**What is being asked:**
Using the string "people" as the key, pull each matching line out of the records below.

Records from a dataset
--*--
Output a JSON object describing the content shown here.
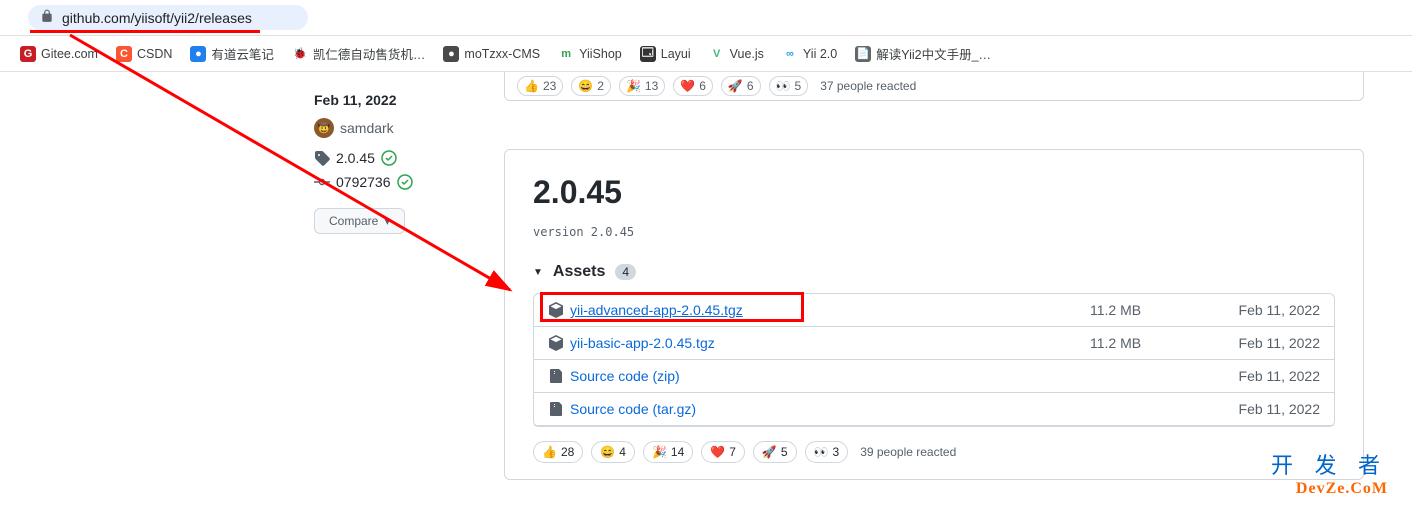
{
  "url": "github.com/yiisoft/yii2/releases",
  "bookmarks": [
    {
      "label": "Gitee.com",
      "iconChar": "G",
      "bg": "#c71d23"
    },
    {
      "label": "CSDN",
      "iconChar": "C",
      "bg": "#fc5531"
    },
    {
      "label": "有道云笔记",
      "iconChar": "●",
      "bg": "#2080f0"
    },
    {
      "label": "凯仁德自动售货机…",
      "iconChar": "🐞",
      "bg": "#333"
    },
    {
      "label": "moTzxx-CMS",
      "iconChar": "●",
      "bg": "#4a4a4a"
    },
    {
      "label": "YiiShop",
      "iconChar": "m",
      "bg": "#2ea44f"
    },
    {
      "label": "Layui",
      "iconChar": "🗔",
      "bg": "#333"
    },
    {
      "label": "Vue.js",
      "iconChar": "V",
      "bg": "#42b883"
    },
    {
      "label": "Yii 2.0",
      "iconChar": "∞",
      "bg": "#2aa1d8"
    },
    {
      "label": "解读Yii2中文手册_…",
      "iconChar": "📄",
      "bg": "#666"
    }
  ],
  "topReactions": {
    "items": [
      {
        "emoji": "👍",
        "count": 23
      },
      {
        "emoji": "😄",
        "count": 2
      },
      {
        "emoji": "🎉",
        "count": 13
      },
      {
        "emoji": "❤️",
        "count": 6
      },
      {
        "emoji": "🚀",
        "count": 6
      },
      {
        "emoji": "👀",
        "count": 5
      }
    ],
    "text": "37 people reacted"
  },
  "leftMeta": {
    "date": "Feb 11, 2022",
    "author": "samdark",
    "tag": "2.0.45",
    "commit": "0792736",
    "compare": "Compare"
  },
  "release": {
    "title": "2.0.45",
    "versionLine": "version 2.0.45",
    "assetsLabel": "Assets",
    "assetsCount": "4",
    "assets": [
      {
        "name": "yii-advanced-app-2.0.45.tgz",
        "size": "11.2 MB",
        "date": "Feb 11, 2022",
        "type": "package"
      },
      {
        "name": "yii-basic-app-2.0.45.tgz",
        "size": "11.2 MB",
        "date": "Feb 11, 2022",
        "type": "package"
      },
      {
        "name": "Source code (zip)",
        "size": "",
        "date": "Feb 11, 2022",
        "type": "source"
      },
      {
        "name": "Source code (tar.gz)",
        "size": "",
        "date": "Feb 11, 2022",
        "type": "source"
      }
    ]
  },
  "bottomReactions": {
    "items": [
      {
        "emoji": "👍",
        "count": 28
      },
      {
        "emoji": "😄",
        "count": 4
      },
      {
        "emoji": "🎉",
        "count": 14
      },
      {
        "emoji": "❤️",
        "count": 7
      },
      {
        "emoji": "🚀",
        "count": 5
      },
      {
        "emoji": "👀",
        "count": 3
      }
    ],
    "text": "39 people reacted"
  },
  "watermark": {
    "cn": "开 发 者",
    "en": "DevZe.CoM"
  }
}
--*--
**Your solution:**
    "text": "37 people reacted"
    "text": "39 people reacted"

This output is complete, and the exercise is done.